When kids head home for the winter holidays, you can send along some super websites to help keep them in touch with their STEM mindset and have some fun, too. STEM educator Anne Jolly shares a collection of her favorite resources for teachers and parents.
Educators need to move beyond the dream of an idealized co-teaching experience, says instructional coach Elizabeth Stein. We need to make co-teaching work inside the reality of today’s schools. Stein believes the answer lies in Specially Designed Instruction.
Even with all the usual basics in place, the small things novice teachers do could be wreaking havoc on your whole classroom management system. Middle school veteran Jennifer Gonzalez identifies unproductive habits, along with more effective alternatives.
With the fall marathon of parent-teacher conferences finally done, Mary Tarashuk logs onto the district portal to input student grades for the first marking period. And then she finds herself pausing to wonder what authentic assessment truly means – when we’re talking to the people who care most.
Stretching Beyond the Textbook develops a MINDful reading unit, from an initial focus question to students’ culminating dialogue. Although the post-literature-circle techniques suit in most content areas, the book relies on social studies examples, says reviewer Abbey Graham.
Expert Frank W. Baker wants to convince teachers that toy advertisements are a great media literacy teaching tool. Video clips and colorful ‘print’ ads abound on the Internet and are sure to engage students. Baker provides some good discussion questions & lesson ideas to get started.

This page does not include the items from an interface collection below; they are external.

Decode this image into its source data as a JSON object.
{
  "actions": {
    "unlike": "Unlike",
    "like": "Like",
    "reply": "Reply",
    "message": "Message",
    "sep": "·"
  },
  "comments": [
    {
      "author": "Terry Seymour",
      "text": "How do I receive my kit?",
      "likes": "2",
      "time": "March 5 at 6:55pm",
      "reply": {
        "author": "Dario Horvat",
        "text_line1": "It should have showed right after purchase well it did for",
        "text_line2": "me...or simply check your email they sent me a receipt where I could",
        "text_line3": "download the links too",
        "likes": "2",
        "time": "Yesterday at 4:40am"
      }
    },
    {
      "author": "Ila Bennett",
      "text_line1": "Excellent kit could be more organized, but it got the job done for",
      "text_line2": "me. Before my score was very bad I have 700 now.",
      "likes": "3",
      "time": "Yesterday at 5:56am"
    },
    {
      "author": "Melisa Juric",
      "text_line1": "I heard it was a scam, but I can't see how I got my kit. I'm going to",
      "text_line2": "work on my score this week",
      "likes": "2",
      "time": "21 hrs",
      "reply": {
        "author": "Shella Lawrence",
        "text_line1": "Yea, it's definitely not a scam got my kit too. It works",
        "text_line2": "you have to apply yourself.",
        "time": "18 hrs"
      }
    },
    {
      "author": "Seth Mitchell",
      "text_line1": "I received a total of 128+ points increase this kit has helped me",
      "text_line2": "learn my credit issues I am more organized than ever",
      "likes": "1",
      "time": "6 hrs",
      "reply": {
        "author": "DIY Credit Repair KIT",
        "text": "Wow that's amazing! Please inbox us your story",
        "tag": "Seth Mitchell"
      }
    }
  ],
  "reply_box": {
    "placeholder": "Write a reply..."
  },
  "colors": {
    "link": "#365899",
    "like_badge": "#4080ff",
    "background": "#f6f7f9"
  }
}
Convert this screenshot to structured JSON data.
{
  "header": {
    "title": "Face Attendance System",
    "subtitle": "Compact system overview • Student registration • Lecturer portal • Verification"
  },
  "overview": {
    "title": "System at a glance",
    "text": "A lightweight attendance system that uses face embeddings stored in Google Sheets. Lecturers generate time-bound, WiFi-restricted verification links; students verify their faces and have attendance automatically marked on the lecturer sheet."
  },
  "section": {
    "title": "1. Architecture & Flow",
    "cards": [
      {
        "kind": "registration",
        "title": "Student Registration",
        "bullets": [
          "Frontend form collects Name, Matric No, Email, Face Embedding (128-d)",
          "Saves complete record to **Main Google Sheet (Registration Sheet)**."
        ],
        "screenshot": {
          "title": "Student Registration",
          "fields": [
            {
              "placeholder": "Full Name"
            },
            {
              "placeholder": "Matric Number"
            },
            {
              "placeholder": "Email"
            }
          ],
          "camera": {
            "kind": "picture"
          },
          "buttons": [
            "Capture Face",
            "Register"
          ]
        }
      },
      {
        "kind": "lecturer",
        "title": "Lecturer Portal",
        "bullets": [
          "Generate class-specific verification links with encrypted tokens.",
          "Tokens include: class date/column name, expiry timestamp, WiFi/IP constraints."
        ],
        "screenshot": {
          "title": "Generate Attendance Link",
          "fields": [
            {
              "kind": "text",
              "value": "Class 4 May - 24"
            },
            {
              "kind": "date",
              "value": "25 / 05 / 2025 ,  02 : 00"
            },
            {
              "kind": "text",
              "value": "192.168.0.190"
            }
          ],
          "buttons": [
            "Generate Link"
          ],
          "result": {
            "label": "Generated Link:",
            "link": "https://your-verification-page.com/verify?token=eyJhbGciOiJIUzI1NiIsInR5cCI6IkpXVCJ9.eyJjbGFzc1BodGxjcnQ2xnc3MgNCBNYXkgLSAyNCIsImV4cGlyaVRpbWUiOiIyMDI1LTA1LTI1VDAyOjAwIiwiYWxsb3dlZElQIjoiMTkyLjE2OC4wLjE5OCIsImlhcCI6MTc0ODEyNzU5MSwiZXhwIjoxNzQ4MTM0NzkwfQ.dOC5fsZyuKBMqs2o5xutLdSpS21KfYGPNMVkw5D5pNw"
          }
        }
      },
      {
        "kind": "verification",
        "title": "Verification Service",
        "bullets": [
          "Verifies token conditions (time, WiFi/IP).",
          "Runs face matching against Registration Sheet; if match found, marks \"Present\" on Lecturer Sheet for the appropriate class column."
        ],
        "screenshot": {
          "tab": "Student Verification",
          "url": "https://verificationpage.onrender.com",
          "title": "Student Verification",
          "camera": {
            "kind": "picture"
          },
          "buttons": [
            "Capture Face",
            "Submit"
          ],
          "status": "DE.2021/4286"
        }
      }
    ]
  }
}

Students at Kevin Hodgson’s K-6 school recite the PeaceBuilder pledge each morning. But do they take it to heart? He describes an engrossing literacy project, dubbed the Imaginary Lands Brochure, that helps kids uncover the meaning behind their pledge.
Last year Jody Passanisi concluded that her go-to lesson on types of government no longer gripped students’ attention. Here she evaluates the successes and challenges of a redesign: lots more student ownership, but is there enough understanding at the end?
When teachers ask all the questions and then rush to supply the answers, “the result is a cognitive disconnect,” says author Nanci Werner-Burke. Stop usurping the “right to wonder” by teaching students to ask deep, Bloom’s-friendly questions of their own.
When bickering and bullying began to weaken her classroom culture, 6th grade teacher Mackenzie Grate tried a simple but powerful strategy involving pink and green sticky notes, 30 brown paper bags, and some brutal honesty. The results were impressive.